(This post is a summary of part of Wayne Grudem’s talk today at RTS Charlotte’s Fall Lecture Series.)
Until about 1550 AD, there had been almost zero economic growth for centuries– that is, no substantial increase in per capita annual income. From about 1550 to 1750, slow economic growth began to spread, especially in Northern Europe. In about 1770 economic history changed forever with the dawn of the Industrial Revolution; per capita income began to grow dramatically, and the growth hasn’t stopped. In 1750, the ratio of per capita income in rich vs. poor nations was about 5:1; today it’s about 400:1.
It wasn’t that everybody started in the middle, some nations became poorer and some became richer. Everybody started at about the same place: poor!
How did this come about? What has made the last 500 years so dramatically different than the previous several thousand?
In his book The Wealth and Poverty of Nations, Harvard history professor David Landes (who is not a professing Christian) credits the Protestant Reformation, beginning with Luther in early 16th-century Germany.
The Reformation brought a new idea: what’s become known as the “Protestant work ethic” or the “Reformed doctrine of vocation.” It was a huge shift in how men and women approached work. Work was no longer seen as a necessary evil, but a way to serve God and fulfill his command to exercise dominion over the earth. For centuries prior to the Reformation, the dominant view was that to really serve God, one had to be a nun or a priest– incidentally, fields that make little economic contribution to society.

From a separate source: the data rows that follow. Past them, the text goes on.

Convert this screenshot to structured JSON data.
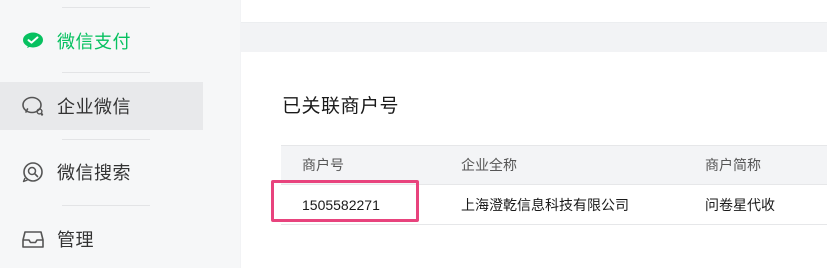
{
  "sidebar": {
    "items": [
      {
        "label": "微信支付",
        "icon": "wechat-pay-icon",
        "color": "#07c160"
      },
      {
        "label": "企业微信",
        "icon": "work-wechat-icon",
        "color": "#333333"
      },
      {
        "label": "微信搜索",
        "icon": "wechat-search-icon",
        "color": "#333333"
      },
      {
        "label": "管理",
        "icon": "inbox-icon",
        "color": "#333333"
      }
    ]
  },
  "main": {
    "section_title": "已关联商户号",
    "table": {
      "headers": [
        "商户号",
        "企业全称",
        "商户简称"
      ],
      "rows": [
        [
          "1505582271",
          "上海澄乾信息科技有限公司",
          "问卷星代收"
        ]
      ]
    }
  },
  "colors": {
    "accent_green": "#07c160",
    "highlight": "#e8437d"
  }
}
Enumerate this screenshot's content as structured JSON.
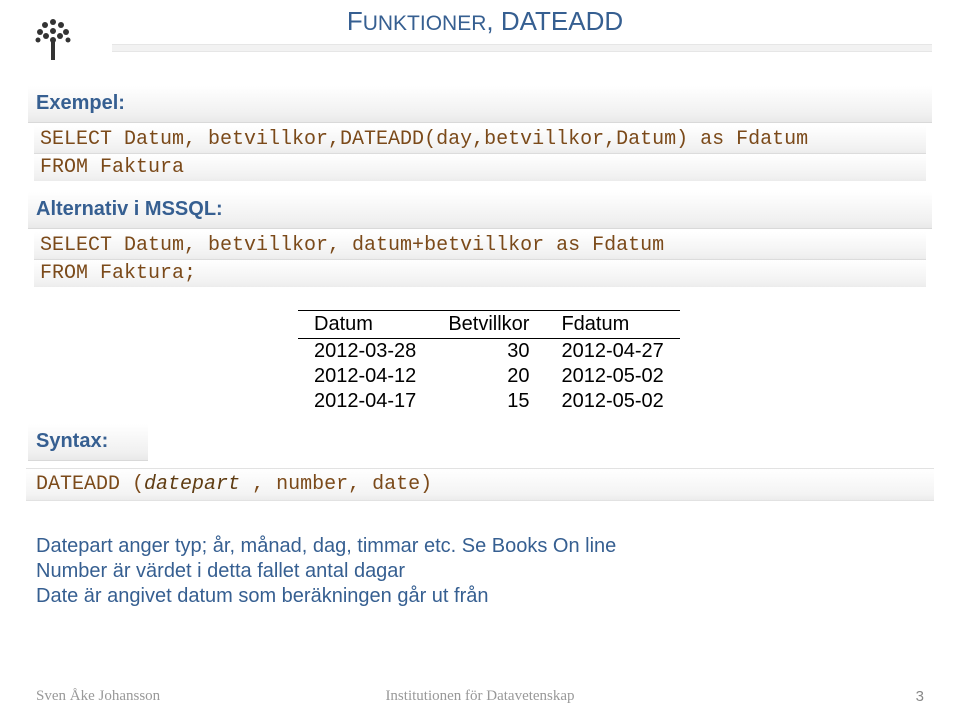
{
  "header": {
    "title_part1": "F",
    "title_word1_rest": "UNKTIONER",
    "title_sep": ", ",
    "title_word2": "DATEADD"
  },
  "example": {
    "label": "Exempel:",
    "code_lines": [
      "SELECT Datum, betvillkor,DATEADD(day,betvillkor,Datum) as Fdatum",
      "FROM Faktura"
    ]
  },
  "alt": {
    "label": "Alternativ i MSSQL:",
    "code_lines": [
      "SELECT Datum, betvillkor, datum+betvillkor as Fdatum",
      "FROM Faktura;"
    ]
  },
  "table": {
    "headers": [
      "Datum",
      "Betvillkor",
      "Fdatum"
    ],
    "rows": [
      [
        "2012-03-28",
        "30",
        "2012-04-27"
      ],
      [
        "2012-04-12",
        "20",
        "2012-05-02"
      ],
      [
        "2012-04-17",
        "15",
        "2012-05-02"
      ]
    ]
  },
  "syntax": {
    "label": "Syntax:",
    "func": "DATEADD (",
    "arg": "datepart ",
    "rest": ", number, date)"
  },
  "desc": {
    "l1_a": "Datepart anger typ;  år, månad, dag, timmar etc. ",
    "l1_b": "Se Books On line",
    "l2": "Number är värdet i detta fallet antal dagar",
    "l3": "Date är angivet datum som beräkningen går ut från"
  },
  "footer": {
    "author": "Sven Åke Johansson",
    "center": "Institutionen för Datavetenskap",
    "page": "3"
  }
}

With the Reformation, men and women began to see their everyday life as a sphere where they could serve and please God. The farmer, the blacksmith, the housemaid all did work that mattered to God. This understanding provided an incentive for innovation, development, investment, and all sorts of other things that lead to economic growth. The results changed the face of the whole planet.